With the aid of a wealthy erratic tippler, a dewy-eyed tramp who has fallen in love with a sightless flower girl accumulates money to be able to help her medically.
“Charlie Chaplin, master of screen mirth and pathos, presented at the George M. Cohan last night before a brilliant gathering his long-awaited non-dialogue picture, City Lights, and proved so far as he is concerned the eloquence of silence. Many of the spectators either rocking in their seats with mirth, mumbling as their sides ached, "Oh, dear, oh, dear," or they were stilled with sighs and furtive tears. And during a closing episode, when the Little Tramp sees through the window of a flower shop the girl who has recovered her sight through his persistence, one woman could not restrain a cry.
Mr. Chaplin arrived in the theatre with a police guard, and after greeting some of his many friends in the house he took an aisle seat beside Miss Constance Collier. When the picture came to an end he went to the stage and thanked those present for the enthusiasm with which they had received his work.
It is a film worked out with admirable artistry, and while Chaplin stoops to conquer, as he has invariably done, he achieves success. Although the Little Tramp in this City Lights in some sequences is more respectable than usual, owing to circumstances in the story, he begins and ends with the same old clothes, looking, in fact, a trifle more bedraggled in the last scene than in most others of his comedies.

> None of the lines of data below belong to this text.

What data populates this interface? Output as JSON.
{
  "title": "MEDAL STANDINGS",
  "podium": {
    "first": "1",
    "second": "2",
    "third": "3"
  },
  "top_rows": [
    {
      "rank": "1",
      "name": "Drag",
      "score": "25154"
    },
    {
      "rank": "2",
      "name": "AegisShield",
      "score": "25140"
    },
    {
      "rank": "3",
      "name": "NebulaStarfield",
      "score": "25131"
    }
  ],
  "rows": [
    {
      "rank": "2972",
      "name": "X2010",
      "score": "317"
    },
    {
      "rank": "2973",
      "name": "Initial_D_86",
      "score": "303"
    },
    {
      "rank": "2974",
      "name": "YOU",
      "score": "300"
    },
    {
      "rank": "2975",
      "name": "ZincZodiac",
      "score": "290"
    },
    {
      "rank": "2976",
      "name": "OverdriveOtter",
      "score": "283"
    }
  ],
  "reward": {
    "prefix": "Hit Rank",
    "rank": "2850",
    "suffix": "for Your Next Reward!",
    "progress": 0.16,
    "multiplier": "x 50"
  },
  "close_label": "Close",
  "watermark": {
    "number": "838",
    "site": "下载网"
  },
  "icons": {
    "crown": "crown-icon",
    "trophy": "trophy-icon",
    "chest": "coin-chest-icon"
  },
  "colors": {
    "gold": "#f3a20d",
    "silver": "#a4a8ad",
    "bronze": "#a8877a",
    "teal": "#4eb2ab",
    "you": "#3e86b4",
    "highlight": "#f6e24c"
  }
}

He has the same antics, the same flip of the heel, the same little cane, mustache, derby hat and baggy trousers.”
“If only one of Charles Chaplin's films could be preserved, City Lights (1931) would come the closest to representing all the different notes of his genius. It contains the slapstick, the pathos, the pantomime, the effortless physical coordination, the melodrama, the bawdiness, the grace, and, of course, the Little Tramp - the character said, at one time, to be the most famous image on earth.”